**Task objective:** Exactly as given, write out the lines from the one containing "Enumerate this screenshot's" through the end of the listing, with both ends included and nothing else.

**Available records:**
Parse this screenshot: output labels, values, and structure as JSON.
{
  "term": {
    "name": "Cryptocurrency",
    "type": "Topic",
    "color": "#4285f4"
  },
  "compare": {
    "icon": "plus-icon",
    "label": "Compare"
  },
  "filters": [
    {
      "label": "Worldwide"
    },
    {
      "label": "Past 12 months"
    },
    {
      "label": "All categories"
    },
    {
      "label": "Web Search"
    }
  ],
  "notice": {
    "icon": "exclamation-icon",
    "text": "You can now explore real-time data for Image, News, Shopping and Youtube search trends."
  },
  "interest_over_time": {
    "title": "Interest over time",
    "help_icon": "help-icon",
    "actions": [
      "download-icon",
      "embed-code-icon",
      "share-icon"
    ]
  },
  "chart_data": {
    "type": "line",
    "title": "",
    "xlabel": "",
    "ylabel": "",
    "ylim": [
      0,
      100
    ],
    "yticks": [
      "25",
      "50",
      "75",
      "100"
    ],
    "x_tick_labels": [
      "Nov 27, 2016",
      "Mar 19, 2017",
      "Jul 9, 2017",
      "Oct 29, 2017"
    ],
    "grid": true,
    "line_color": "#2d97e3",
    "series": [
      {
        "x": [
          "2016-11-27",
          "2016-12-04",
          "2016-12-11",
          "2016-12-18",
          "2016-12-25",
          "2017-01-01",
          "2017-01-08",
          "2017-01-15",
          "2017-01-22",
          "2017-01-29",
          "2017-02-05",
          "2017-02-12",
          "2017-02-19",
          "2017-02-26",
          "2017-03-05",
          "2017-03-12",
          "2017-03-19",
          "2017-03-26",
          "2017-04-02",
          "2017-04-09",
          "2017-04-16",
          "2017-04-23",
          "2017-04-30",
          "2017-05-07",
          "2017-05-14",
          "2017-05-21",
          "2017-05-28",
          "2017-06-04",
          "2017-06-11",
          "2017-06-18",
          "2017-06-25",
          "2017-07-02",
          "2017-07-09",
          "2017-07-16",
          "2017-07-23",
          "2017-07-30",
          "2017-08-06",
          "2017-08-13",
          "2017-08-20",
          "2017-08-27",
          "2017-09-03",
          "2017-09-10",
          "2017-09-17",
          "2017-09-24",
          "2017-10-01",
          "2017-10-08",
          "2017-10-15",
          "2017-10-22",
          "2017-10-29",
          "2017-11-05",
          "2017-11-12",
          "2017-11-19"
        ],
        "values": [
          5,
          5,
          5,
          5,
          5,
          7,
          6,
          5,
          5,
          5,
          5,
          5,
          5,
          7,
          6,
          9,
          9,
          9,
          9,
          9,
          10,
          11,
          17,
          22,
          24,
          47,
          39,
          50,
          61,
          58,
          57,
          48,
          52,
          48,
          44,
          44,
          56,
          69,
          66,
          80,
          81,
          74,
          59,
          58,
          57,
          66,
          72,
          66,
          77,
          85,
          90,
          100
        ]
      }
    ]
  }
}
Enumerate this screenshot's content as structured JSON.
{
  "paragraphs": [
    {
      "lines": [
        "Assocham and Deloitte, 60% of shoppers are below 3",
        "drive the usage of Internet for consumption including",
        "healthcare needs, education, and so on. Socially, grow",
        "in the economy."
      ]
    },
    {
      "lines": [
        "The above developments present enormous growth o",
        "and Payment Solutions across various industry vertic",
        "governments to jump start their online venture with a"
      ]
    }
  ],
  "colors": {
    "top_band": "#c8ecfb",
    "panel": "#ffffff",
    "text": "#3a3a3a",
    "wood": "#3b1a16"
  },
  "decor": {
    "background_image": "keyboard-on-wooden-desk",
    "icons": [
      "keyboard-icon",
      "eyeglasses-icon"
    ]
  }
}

**Output below:**
Enumerate this screenshot's content as structured JSON.
{
  "paragraphs": [
    {
      "lines": [
        "Assocham and Deloitte, 60% of shoppers are below 3",
        "drive the usage of Internet for consumption including",
        "healthcare needs, education, and so on. Socially, grow",
        "in the economy."
      ]
    },
    {
      "lines": [
        "The above developments present enormous growth o",
        "and Payment Solutions across various industry vertic",
        "governments to jump start their online venture with a"
      ]
    }
  ],
  "colors": {
    "top_band": "#c8ecfb",
    "panel": "#ffffff",
    "text": "#3a3a3a",
    "wood": "#3b1a16"
  },
  "decor": {
    "background_image": "keyboard-on-wooden-desk",
    "icons": [
      "keyboard-icon",
      "eyeglasses-icon"
    ]
  }
}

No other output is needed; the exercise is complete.